Although it will lose its on-campus housing and recognition from the University, group leaders said they plan to continue social and rush activities.
"We do not see this as our group breaking up," Kappa Sig President Jeff Adams said. "We see this as our group breaking from our nationals."
The group was supposed to have gone "dry"--or alcohol-free--last spring after a pledge was hospitalized for alcohol poisoning. After an intoxicated member fell out a section window earlier this semester, both the University and the fraternity's nationals became aware the fraternity was not dry. Nationals subsequently e-mailed the chapter's leadership Thursday outlining sanctions that they would have to abide by the rest of this year and all next year. The sanctions dictate that the fraternity increase dues to $300 per member per month to cover higher insurance premiums; pay a $2,500 fine for any subsequent alcohol violations; lock the commons room indefinitely; create a campus group for students opposed to alcohol; and attend district and national fraternity meetings.
Adding to the fraternity's difficulties, any event with four or more Kappa Sig members in attendance would be considered a Kappa Sig event, making any off-campus events with alcohol illegal as well.
After a two-hour meeting Saturday in which members discussed the implications of those restrictions, members voted nearly unanimously to disassociate from the national fraternity and the University's Interfraternity Council. They notified their nationals and the University Sunday of their decision.
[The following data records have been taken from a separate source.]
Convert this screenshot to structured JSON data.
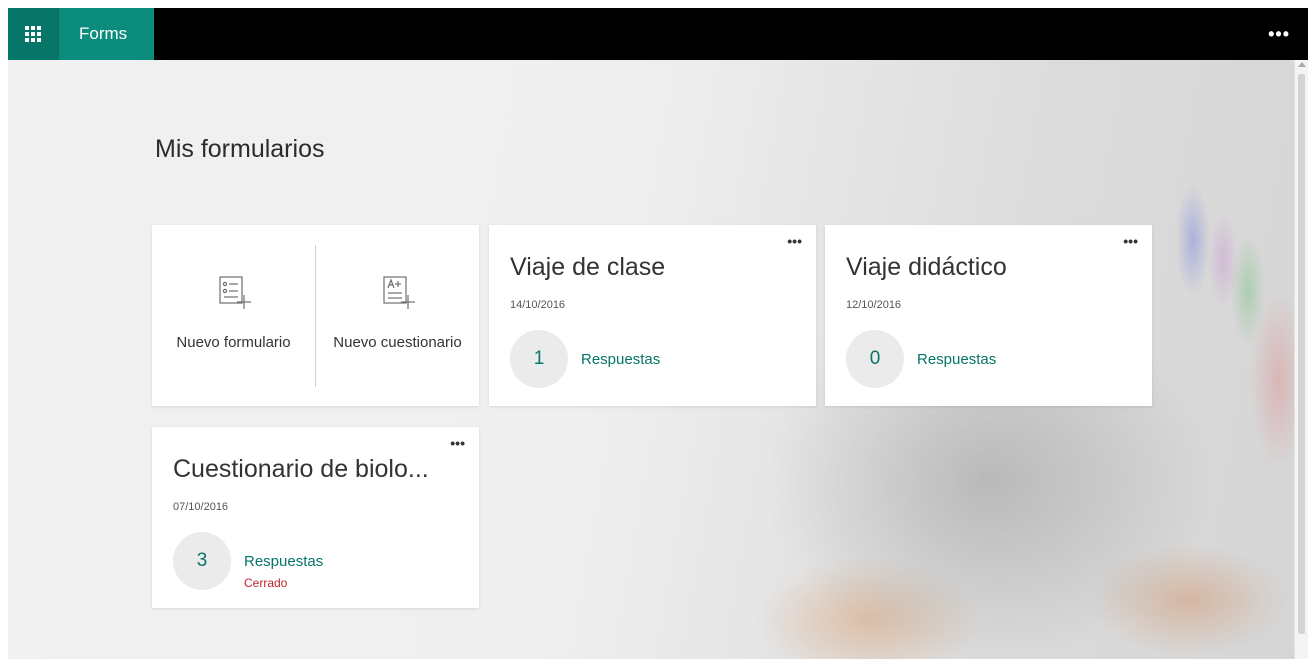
{
  "app": {
    "name": "Forms",
    "waffle_icon": "app-launcher-icon",
    "more_icon": "more-icon",
    "more_label": "•••",
    "accent": "#077568",
    "brand_bg": "#0b8c7c"
  },
  "page": {
    "title": "Mis formularios"
  },
  "new_items": {
    "form_label": "Nuevo formulario",
    "quiz_label": "Nuevo cuestionario",
    "form_icon": "new-form-icon",
    "quiz_icon": "new-quiz-icon"
  },
  "forms": [
    {
      "title": "Viaje de clase",
      "date": "14/10/2016",
      "responses": "1",
      "responses_label": "Respuestas",
      "more_label": "•••",
      "status": ""
    },
    {
      "title": "Viaje didáctico",
      "date": "12/10/2016",
      "responses": "0",
      "responses_label": "Respuestas",
      "more_label": "•••",
      "status": ""
    },
    {
      "title": "Cuestionario de biolo...",
      "date": "07/10/2016",
      "responses": "3",
      "responses_label": "Respuestas",
      "more_label": "•••",
      "status": "Cerrado"
    }
  ],
  "colors": {
    "status_closed": "#b8262b",
    "responses_text": "#077568"
  }
}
"This was not an easy decision to make, but we all felt it was the right thing to do in light of the way University and national fraternities seem to be heading," said Adams, a junior. "We felt we could no longer rush kids or want to rush kids under those sanctions-they compromised what we were as a group."
Kappa Sig Vice President Mark Boyd added that he saw a common theme in the deactivation of three fraternities in the past three years--also including Phi Kappa Psi and Sigma Alpha Epsilon-and he suspected more will follow suit this year. "I can't tell if the University is trying to get people like us off-campus or just get rid of us," said Boyd, a junior. "They need to be frank with us.... In my dealings with [Assistant Dean of Students Todd Adams], I have found him to be pretty duplicitous, with an agenda contrary to our own."
Todd Adams could not be reached for comment.
Like SAE, which dissolved last January after facing similar pressures and restrictions from its nationals, Kappa Sig hopes to rush a pledge class informally this spring. Kappa Sig members said they would like to meet with leaders of SAE--which reined in 21 pledges after announcing its deactivation last spring-about rushing as an off-campus fraternity.
"What we did probably made their decision much easier because we proved we can have successful events off-campus without having a section or recognition from the University," former SAE president Will Brown said. "It really helps us a lot too, especially with rush so that the freshmen can see being an off-campus fraternity is not just something we had to do last year but rather a continual issue."
Brown, a senior, added he would be interested in meeting with Kappa Sig leaders to discuss a rush plan for off-campus fraternities. Phi Psi--which did not rush a pledge class last year but took in more than 30 new members in spring 2001 when the University disbanded the group--would likely not partake in such discussions, former Phi Psi president Peter Menachem said.
Without the infrastructure of IFC, both groups will face challenges in the rush process, said IFC President Jeremy Morgan.
"I think there is a changing tone where groups think they can make it without IFC recognition," said Morgan, a senior. Unlike Boyd, however, Morgan did not expect more groups to share Kappa Sig's fate this year.
Despite the move, Kappa Sig still plans to hold weekly meetings and host social events. "The negative side of this is that we parted with 130 years of tradition at this school," Boyd said. "The positive thing is that nothing has really changed."